» Made In Mongolia

Rapid economic expansion in Mongolia over the past half-decade has played out across many of the country’s constitutive industries, and construction is no exception. According to the National Statistical Office (NSO), works carried out in 2014 totalled MNT2.2trn ($1.3bn), up 16.3% on 2013. Much of this growth took place in the residential segment, which has been the focus of an increasing number of large-scale, state-led development projects in recent years.

One of the latest initiatives, a low-cost mortgage scheme, has had a major impact on the housing market, as have a clutch of others aimed at redeveloping Ulaanbaatar’s sprawling informal residential neighbourhoods. More than half of residents in the capital currently live in makeshift areas, known as ger districts after the traditional circular felt tents of their inhabitants. Given the attention the sector is drawing from the public and private sectors, most local construction firms are looking forward to rising revenues in the years ahead.

A less elemental challenge is the country’s small and low-skill pool of labourers. In 2013 the construction sector employed around 6.6% of Mongolia’s workforce, up one percentage point from 2012. In general, it is hard for local contractors to find well-trained workers, so to meet their staffing needs in the face of rising demand for new construction, many have had to hike wages regularly – a practice which may not be sustainable over the long term.

Nevertheless, the industry’s rapid growth over the past five years is widely seen as a success story, and most local players expect to see continued growth in the future. Despite an increasingly challenging domestic economic situation and declining levels of foreign direct investment (FDI), demand for new space of all kinds has continued to rise.

The government has played a major role here. As of the end of 2014 the state was in the early stages of a series of residential development projects, with the goal of adding 75,000 new homes in the ger districts in the short term. Similarly, the government has been proactive in expanding Mongolia’s transport infrastructure in recent years, which has been a boon for the construction industry. In 2013 investment in road building and repair jumped by 745% year-on-year from a low base, according to M.A.D. Investment Solutions, a local property research firm. With such levels of activity, plus Mongolia’s steadily urbanising population, the construction industry is looking forward to years of continued expansion.

At the same time, many challenges remain, starting with Mongolia’s harsh climate. Temperatures drop as low as -40°C from October to April, putting construction activity almost completely on hold during the winter months. Most local construction firms carry out more than 90% of their business during the short summer period, which stretches from April or May to September or October, depending on the year. The shortness of this window affects all facets of the industry, from labour contracts to materials prices and delivery schedules.

History

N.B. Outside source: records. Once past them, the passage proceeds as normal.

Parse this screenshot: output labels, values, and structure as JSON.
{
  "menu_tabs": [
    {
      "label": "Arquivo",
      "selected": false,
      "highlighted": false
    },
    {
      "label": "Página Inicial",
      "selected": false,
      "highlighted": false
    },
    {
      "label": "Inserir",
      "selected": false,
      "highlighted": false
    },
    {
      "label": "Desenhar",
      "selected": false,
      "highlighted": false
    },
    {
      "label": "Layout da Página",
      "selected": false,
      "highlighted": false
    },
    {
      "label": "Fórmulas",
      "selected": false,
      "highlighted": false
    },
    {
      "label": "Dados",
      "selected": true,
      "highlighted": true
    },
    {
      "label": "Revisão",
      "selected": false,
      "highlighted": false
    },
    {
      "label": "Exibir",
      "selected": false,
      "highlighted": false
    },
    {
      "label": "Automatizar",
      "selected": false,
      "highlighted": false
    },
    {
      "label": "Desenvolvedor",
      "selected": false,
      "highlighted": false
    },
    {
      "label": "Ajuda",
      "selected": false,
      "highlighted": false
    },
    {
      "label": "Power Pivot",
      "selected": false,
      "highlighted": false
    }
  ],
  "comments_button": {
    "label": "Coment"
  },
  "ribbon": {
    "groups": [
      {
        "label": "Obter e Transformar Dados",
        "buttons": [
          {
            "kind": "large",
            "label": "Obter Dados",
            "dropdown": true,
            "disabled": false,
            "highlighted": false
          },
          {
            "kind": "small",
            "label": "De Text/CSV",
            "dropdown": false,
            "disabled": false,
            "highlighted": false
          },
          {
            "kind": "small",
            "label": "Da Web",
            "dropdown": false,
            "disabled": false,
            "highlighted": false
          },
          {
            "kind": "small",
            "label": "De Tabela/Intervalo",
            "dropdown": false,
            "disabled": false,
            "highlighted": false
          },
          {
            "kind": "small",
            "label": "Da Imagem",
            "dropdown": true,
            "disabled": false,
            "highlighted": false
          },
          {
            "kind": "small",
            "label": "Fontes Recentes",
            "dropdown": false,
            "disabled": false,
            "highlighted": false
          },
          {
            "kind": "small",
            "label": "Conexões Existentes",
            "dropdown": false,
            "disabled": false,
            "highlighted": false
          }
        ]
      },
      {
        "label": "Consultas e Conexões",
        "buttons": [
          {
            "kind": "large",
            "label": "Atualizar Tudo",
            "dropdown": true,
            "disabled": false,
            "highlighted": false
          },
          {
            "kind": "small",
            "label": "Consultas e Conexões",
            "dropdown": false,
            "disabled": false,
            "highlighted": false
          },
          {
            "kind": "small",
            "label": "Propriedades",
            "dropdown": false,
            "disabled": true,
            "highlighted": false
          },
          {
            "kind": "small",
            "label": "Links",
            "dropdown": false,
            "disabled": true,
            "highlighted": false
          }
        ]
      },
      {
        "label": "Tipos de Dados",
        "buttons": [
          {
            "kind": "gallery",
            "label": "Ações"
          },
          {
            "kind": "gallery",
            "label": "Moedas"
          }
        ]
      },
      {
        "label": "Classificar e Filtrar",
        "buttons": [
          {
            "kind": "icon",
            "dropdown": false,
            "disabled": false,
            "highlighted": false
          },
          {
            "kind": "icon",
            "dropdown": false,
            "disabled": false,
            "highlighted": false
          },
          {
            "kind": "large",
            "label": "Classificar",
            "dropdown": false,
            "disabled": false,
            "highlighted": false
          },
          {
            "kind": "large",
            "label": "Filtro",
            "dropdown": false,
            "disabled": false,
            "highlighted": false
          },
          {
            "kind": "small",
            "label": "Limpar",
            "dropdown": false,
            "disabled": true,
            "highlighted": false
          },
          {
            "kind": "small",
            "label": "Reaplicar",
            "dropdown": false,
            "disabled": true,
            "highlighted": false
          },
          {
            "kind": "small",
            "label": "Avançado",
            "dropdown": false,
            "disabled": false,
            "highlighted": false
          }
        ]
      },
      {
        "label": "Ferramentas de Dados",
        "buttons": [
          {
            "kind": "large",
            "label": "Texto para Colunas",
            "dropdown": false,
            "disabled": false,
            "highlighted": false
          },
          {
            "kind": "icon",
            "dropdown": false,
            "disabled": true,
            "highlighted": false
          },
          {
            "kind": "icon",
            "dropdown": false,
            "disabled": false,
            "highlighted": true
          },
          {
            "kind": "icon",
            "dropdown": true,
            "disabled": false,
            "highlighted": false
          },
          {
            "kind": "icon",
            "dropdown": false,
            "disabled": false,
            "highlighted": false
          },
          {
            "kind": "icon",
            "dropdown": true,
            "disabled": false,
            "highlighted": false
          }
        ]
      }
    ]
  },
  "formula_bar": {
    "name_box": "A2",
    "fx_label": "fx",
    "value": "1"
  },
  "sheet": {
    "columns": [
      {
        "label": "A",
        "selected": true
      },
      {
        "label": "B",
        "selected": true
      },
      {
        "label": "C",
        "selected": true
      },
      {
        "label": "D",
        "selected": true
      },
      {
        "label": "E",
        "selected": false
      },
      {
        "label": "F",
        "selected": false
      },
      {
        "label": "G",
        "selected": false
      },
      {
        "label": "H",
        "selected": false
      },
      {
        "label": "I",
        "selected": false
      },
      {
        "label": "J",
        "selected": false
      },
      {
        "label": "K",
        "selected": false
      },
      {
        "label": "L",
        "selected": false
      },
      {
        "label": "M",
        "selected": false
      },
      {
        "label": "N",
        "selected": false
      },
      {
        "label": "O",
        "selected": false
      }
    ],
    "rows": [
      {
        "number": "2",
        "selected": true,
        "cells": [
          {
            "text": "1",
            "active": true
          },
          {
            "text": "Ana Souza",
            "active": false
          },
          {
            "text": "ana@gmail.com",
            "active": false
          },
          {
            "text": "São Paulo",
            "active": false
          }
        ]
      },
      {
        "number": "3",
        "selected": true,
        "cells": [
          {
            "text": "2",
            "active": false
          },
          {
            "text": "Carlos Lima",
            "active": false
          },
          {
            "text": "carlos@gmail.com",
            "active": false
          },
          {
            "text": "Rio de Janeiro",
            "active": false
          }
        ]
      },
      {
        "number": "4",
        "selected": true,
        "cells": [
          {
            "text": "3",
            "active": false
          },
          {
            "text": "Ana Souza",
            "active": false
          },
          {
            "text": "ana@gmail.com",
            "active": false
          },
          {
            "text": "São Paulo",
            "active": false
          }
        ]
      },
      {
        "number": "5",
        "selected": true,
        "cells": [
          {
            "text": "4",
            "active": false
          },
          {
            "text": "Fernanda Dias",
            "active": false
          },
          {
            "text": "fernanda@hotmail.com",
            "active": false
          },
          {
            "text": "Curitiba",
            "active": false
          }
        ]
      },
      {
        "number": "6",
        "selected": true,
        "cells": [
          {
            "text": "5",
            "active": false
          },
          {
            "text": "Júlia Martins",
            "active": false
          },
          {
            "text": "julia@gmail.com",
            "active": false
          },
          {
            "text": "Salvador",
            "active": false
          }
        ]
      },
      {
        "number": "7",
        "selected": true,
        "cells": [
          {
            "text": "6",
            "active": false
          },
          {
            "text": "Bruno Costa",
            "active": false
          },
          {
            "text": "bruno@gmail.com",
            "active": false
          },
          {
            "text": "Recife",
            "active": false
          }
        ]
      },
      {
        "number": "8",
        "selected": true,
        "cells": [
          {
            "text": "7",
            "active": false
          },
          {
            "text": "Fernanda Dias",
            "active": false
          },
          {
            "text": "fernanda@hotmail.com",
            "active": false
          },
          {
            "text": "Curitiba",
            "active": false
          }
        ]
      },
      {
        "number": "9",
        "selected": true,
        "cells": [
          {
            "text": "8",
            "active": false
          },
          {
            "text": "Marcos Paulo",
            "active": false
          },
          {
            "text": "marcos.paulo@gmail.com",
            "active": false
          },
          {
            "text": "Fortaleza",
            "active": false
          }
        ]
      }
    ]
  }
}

Like the rest of Mongolia’s economy prior to the fall of the Soviet Union in the early 1990s, the construction sector was an entirely state-run affair. During that period, an official workforce of around 28,000 people, directed by the government, was responsible for all building in the country. Construction Company Number One, which was based in Ulaanbaatar, took on most of the work in the capital city and its environs, and many of the Soviet-era apartment blocks it built are still operational.

The construction sector downsized in the early and mid-1990s as the state worked to transition to a democratic political system and a market-based economy. Most of the existing state-owned building firms were listed on the Mongolian Stock Exchange, which began operations in early 1991. As in many former Soviet countries, through the 1990s Mongolia’s construction industry went through a volatile period of privatisation and consolidation. From 1990 to 1995 the sector’s GDP contribution fell by about 15% on an annual basis.

By the end of the decade, the market had stabilised somewhat, due largely to the nation’s steadily improving economic situation and a handful of early state-led development projects. In 2000 the government began work on its 40,000 Homes residential building programme, the country’s first formal ger development scheme.

From 2000 to 2008 the construction sector grew rapidly, driven by rising real estate prices and urbanisation, which continues to swell the population of Ulaanbaatar today. Indeed, between 2000 and 2010 population density in the capital increased by two-thirds, according to M.A.D.

While Mongolia as a whole is famously known as the world’s most sparsely populated nation, with a density of fewer than two people per sq km, according to the 2010 census, in Ulaanbaatar the figure is nearly 250 people per sq km.

The construction sector took a hit in 2008 as a result of the global economic downturn, which led to many building projects being put on hold in Ulaanbaatar and elsewhere. The crisis affected foreign firms in particular. By 2011, however, Mongolia was once again clearly ascendant, due chiefly to a series of massive new projects in the country’s booming mining industry. Since then, the construction sector has posted solid growth. While declining FDI levels have caused anxiety about the future in some quarters, the industry continued to experience strong growth throughout 2014.